English is a very difficult language to learn – and not just for those whose mother tongue is something else.
Native speakers may, in fact, have a harder time, because they may have picked up the rules (more or less accurately) by osmosis, rather than having them clearly articulated.
This is complicated by English spelling, which is fluid. Before the early 1700s, you could spell things more or less how you felt – which largely meant phonetically. There were, for example, 20-odd variants of Shakespeare in use during the playwright’s lifetime (and his own spelling of the name was inconsistent).
Even modern writers are faced with choices, and there isn’t always a clearly preferred spelling – as the following examples will attest.
Dreamed or dreamt?
Many verbs used to have past-tense forms ending in both –ed and-t. In modern English, one form or the other may survive, or sometimes both. It isn’t always clear which one is better: go by instinct.
No one still writes stopt or curst, but on the other hand you would always use crept, dealt, felt, kept, meant, slept and swept.
Verbs that could go either way: bereave, burn, dream, kneel, lean, leap, learn, smell, spell, spill, spoil.
Amongst and whilst are still with us, although the latter is not often seen in North America. Someone plumped for betwixt in response to the tip on between versus among, but don’t go there.
Preventive or preventative?
Both OK, shorter form better?
Roofs or rooves?
Both are correct. My instinct would have been to go for rooves, but the Oxford English Dictionary Online and Fowler’s Modern English Usage prefer roofs.

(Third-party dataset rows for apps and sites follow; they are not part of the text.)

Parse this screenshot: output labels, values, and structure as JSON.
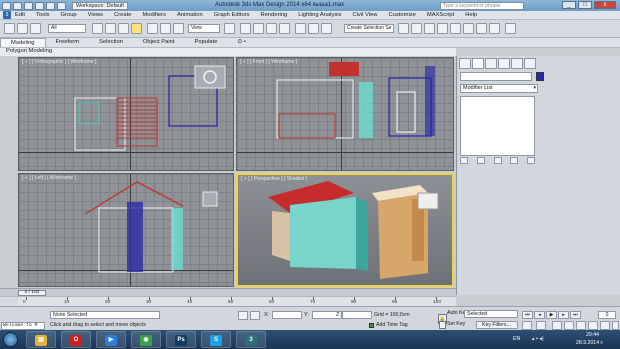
{
  "window": {
    "workspace_label": "Workspace: Default",
    "title": "Autodesk 3ds Max Design 2014 x64      кышa1.max",
    "search_placeholder": "Type a keyword or phrase",
    "min_glyph": "_",
    "max_glyph": "□",
    "close_glyph": "x"
  },
  "menu": {
    "logo_glyph": "3",
    "items": [
      "Edit",
      "Tools",
      "Group",
      "Views",
      "Create",
      "Modifiers",
      "Animation",
      "Graph Editors",
      "Rendering",
      "Lighting Analysis",
      "Civil View",
      "Customize",
      "MAXScript",
      "Help"
    ]
  },
  "toolbar": {
    "selection_filter": "All",
    "reference_coord": "View",
    "named_selection_placeholder": "Create Selection Se"
  },
  "ribbon": {
    "tabs": [
      "Modeling",
      "Freeform",
      "Selection",
      "Object Paint",
      "Populate"
    ],
    "active_tab": "Modeling",
    "more_glyph": "⊙ •",
    "panel_label": "Polygon Modeling"
  },
  "viewports": {
    "top_left": "[ + ] [ Orthographic ] [ Wireframe ]",
    "top_right": "[ + ] [ Front ] [ Wireframe ]",
    "bottom_left": "[ + ] [ Left ] [ Wireframe ]",
    "bottom_right": "[ + ] [ Perspective ] [ Shaded ]"
  },
  "command_panel": {
    "modifier_list": "Modifier List",
    "dropdown_glyph": "▾",
    "object_color": "#2a2aa6"
  },
  "timeline": {
    "slider_label": "0 / 100",
    "ticks": [
      "0",
      "10",
      "20",
      "30",
      "40",
      "50",
      "60",
      "70",
      "80",
      "90",
      "100"
    ]
  },
  "status": {
    "maxscript_text": "Welcome to M",
    "selection_text": "None Selected",
    "prompt_text": "Click and drag to select and move objects",
    "coord_labels": [
      "X:",
      "Y:",
      "Z:"
    ],
    "grid_text": "Grid = 100,0cm",
    "add_time_tag": "Add Time Tag",
    "lock_glyph": "🔒",
    "auto_key": "Auto Key",
    "set_key": "Set Key",
    "selected_dropdown": "Selected",
    "key_filters": "Key Filters...",
    "playback_glyphs": [
      "⏮",
      "◂",
      "▶",
      "▸",
      "⏭"
    ],
    "current_frame": "0"
  },
  "taskbar": {
    "apps": [
      {
        "name": "File Explorer",
        "glyph": "▤",
        "color": "#e2b23a"
      },
      {
        "name": "Opera",
        "glyph": "O",
        "color": "#cc1f1f"
      },
      {
        "name": "Media Player",
        "glyph": "▶",
        "color": "#2f7bd6"
      },
      {
        "name": "Chrome",
        "glyph": "◉",
        "color": "#3aa04a"
      },
      {
        "name": "Photoshop",
        "glyph": "Ps",
        "color": "#0f3d63"
      },
      {
        "name": "Skype",
        "glyph": "S",
        "color": "#1ea1e0"
      },
      {
        "name": "3ds Max",
        "glyph": "3",
        "color": "#2f6f7a"
      }
    ],
    "language": "EN",
    "time": "20:44",
    "date": "28.9.2014 г."
  }
}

Not sure I agree…
Similar words that could go either way (and Fowler prefers –fs except as noted): hoof, oaf, scarf (-ves better), staff (staffs when it’s about personnel, staves when musical), wharf.
And then, of course, there are the Toronto Maple Leafs, for whom there is no linguistic (or perhaps other) explanation. (The rapper Snoop Dogg likes Leafs for a different reason.)
Next time: should that be –able or –ible?